_YOUR ASSIGNMENT:_ Each entry must be restated word for word, with nothing omitted.
Start of Block
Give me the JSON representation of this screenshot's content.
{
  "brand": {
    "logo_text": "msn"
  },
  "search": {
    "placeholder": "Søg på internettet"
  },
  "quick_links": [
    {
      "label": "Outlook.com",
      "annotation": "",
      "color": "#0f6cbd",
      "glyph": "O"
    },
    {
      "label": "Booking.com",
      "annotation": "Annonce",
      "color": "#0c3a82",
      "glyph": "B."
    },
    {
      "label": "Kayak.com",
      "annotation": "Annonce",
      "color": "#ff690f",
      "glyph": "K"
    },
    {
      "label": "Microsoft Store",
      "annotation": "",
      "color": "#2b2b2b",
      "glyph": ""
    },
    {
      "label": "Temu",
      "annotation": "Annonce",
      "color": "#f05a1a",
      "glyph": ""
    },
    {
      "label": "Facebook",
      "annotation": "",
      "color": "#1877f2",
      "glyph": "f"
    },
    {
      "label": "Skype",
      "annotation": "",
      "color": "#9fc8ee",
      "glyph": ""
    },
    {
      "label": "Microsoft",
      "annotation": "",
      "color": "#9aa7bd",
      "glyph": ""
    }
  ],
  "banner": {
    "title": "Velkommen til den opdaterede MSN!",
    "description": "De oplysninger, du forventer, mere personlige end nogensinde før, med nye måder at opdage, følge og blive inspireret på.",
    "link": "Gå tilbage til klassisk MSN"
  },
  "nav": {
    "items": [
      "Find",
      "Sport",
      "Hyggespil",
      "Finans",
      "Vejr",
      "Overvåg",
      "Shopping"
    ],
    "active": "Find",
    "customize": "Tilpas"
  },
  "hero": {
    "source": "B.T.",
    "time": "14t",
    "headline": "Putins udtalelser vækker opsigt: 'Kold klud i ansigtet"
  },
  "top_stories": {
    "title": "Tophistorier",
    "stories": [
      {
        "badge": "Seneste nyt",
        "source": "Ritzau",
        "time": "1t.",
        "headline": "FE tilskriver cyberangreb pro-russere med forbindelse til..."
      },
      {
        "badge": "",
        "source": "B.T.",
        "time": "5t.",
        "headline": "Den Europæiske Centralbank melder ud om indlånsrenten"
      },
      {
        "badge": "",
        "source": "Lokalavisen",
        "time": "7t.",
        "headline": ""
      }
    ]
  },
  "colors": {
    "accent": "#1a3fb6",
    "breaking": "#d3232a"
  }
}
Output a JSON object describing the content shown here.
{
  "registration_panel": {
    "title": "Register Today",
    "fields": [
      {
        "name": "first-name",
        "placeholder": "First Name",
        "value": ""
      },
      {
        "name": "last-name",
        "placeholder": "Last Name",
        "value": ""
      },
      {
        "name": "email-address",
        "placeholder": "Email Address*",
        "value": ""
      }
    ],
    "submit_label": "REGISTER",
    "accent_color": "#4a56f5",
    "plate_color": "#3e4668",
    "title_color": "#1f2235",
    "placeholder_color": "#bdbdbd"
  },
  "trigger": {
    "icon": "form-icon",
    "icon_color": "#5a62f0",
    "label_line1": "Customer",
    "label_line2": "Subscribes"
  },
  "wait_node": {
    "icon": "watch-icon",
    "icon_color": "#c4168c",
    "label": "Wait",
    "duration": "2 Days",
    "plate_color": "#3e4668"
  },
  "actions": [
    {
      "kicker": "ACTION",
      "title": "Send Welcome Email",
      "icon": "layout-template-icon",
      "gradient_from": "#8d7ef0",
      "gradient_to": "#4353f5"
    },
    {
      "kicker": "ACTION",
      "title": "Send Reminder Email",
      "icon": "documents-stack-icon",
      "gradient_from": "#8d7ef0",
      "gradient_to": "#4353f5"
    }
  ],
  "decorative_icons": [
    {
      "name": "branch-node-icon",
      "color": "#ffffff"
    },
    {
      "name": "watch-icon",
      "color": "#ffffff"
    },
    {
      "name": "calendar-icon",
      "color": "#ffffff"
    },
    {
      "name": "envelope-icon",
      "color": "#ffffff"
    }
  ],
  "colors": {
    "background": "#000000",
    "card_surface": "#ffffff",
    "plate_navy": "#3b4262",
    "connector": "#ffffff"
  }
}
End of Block
_WRITTEN RESPONSE:_
Give me the JSON representation of this screenshot's content.
{
  "brand": {
    "logo_text": "msn"
  },
  "search": {
    "placeholder": "Søg på internettet"
  },
  "quick_links": [
    {
      "label": "Outlook.com",
      "annotation": "",
      "color": "#0f6cbd",
      "glyph": "O"
    },
    {
      "label": "Booking.com",
      "annotation": "Annonce",
      "color": "#0c3a82",
      "glyph": "B."
    },
    {
      "label": "Kayak.com",
      "annotation": "Annonce",
      "color": "#ff690f",
      "glyph": "K"
    },
    {
      "label": "Microsoft Store",
      "annotation": "",
      "color": "#2b2b2b",
      "glyph": ""
    },
    {
      "label": "Temu",
      "annotation": "Annonce",
      "color": "#f05a1a",
      "glyph": ""
    },
    {
      "label": "Facebook",
      "annotation": "",
      "color": "#1877f2",
      "glyph": "f"
    },
    {
      "label": "Skype",
      "annotation": "",
      "color": "#9fc8ee",
      "glyph": ""
    },
    {
      "label": "Microsoft",
      "annotation": "",
      "color": "#9aa7bd",
      "glyph": ""
    }
  ],
  "banner": {
    "title": "Velkommen til den opdaterede MSN!",
    "description": "De oplysninger, du forventer, mere personlige end nogensinde før, med nye måder at opdage, følge og blive inspireret på.",
    "link": "Gå tilbage til klassisk MSN"
  },
  "nav": {
    "items": [
      "Find",
      "Sport",
      "Hyggespil",
      "Finans",
      "Vejr",
      "Overvåg",
      "Shopping"
    ],
    "active": "Find",
    "customize": "Tilpas"
  },
  "hero": {
    "source": "B.T.",
    "time": "14t",
    "headline": "Putins udtalelser vækker opsigt: 'Kold klud i ansigtet"
  },
  "top_stories": {
    "title": "Tophistorier",
    "stories": [
      {
        "badge": "Seneste nyt",
        "source": "Ritzau",
        "time": "1t.",
        "headline": "FE tilskriver cyberangreb pro-russere med forbindelse til..."
      },
      {
        "badge": "",
        "source": "B.T.",
        "time": "5t.",
        "headline": "Den Europæiske Centralbank melder ud om indlånsrenten"
      },
      {
        "badge": "",
        "source": "Lokalavisen",
        "time": "7t.",
        "headline": ""
      }
    ]
  },
  "colors": {
    "accent": "#1a3fb6",
    "breaking": "#d3232a"
  }
}
Output a JSON object describing the content shown here.
{
  "registration_panel": {
    "title": "Register Today",
    "fields": [
      {
        "name": "first-name",
        "placeholder": "First Name",
        "value": ""
      },
      {
        "name": "last-name",
        "placeholder": "Last Name",
        "value": ""
      },
      {
        "name": "email-address",
        "placeholder": "Email Address*",
        "value": ""
      }
    ],
    "submit_label": "REGISTER",
    "accent_color": "#4a56f5",
    "plate_color": "#3e4668",
    "title_color": "#1f2235",
    "placeholder_color": "#bdbdbd"
  },
  "trigger": {
    "icon": "form-icon",
    "icon_color": "#5a62f0",
    "label_line1": "Customer",
    "label_line2": "Subscribes"
  },
  "wait_node": {
    "icon": "watch-icon",
    "icon_color": "#c4168c",
    "label": "Wait",
    "duration": "2 Days",
    "plate_color": "#3e4668"
  },
  "actions": [
    {
      "kicker": "ACTION",
      "title": "Send Welcome Email",
      "icon": "layout-template-icon",
      "gradient_from": "#8d7ef0",
      "gradient_to": "#4353f5"
    },
    {
      "kicker": "ACTION",
      "title": "Send Reminder Email",
      "icon": "documents-stack-icon",
      "gradient_from": "#8d7ef0",
      "gradient_to": "#4353f5"
    }
  ],
  "decorative_icons": [
    {
      "name": "branch-node-icon",
      "color": "#ffffff"
    },
    {
      "name": "watch-icon",
      "color": "#ffffff"
    },
    {
      "name": "calendar-icon",
      "color": "#ffffff"
    },
    {
      "name": "envelope-icon",
      "color": "#ffffff"
    }
  ],
  "colors": {
    "background": "#000000",
    "card_surface": "#ffffff",
    "plate_navy": "#3b4262",
    "connector": "#ffffff"
  }
}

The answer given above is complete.